Dataset records Start Marker

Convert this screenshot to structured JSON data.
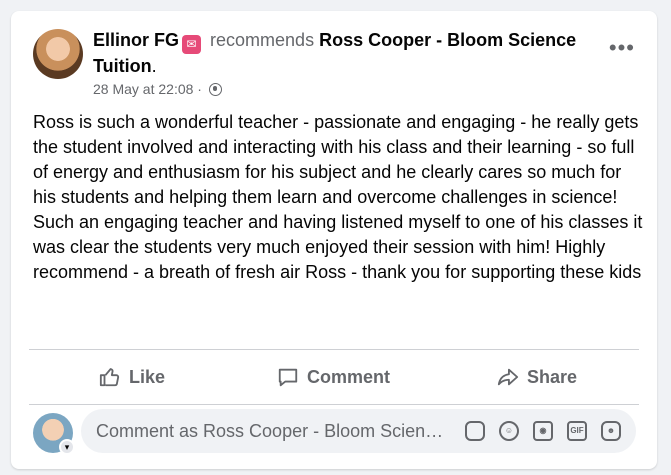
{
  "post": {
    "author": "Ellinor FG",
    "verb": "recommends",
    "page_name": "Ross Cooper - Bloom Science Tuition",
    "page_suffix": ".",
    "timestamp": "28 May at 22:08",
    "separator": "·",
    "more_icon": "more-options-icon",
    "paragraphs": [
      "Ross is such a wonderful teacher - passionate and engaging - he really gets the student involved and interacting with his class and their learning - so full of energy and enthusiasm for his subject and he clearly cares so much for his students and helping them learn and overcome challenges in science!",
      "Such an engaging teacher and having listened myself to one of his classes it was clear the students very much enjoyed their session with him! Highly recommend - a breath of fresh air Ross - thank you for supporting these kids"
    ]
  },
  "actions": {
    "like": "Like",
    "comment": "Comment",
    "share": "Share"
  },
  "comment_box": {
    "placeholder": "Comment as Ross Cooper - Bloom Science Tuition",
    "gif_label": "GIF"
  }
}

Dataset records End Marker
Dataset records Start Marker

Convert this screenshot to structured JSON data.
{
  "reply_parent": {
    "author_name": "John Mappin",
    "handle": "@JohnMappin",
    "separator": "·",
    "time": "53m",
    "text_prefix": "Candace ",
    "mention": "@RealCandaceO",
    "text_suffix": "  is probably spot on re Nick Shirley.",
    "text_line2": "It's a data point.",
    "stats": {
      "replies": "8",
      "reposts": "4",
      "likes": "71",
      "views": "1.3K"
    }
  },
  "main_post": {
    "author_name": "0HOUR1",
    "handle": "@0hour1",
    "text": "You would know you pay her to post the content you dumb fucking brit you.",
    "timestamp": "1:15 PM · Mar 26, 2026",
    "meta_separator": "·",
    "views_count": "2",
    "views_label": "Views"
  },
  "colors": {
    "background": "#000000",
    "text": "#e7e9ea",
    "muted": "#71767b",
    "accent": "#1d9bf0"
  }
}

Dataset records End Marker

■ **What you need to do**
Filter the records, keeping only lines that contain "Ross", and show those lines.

■ **Final answer**
    "page_name": "Ross Cooper - Bloom Science Tuition",
      "Ross is such a wonderful teacher - passionate and engaging - he really gets the student involved and interacting with his class and their learning - so full of energy and enthusiasm for his subject and he clearly cares so much for his students and helping them learn and overcome challenges in science!",
      "Such an engaging teacher and having listened myself to one of his classes it was clear the students very much enjoyed their session with him! Highly recommend - a breath of fresh air Ross - thank you for supporting these kids"
    "placeholder": "Comment as Ross Cooper - Bloom Science Tuition",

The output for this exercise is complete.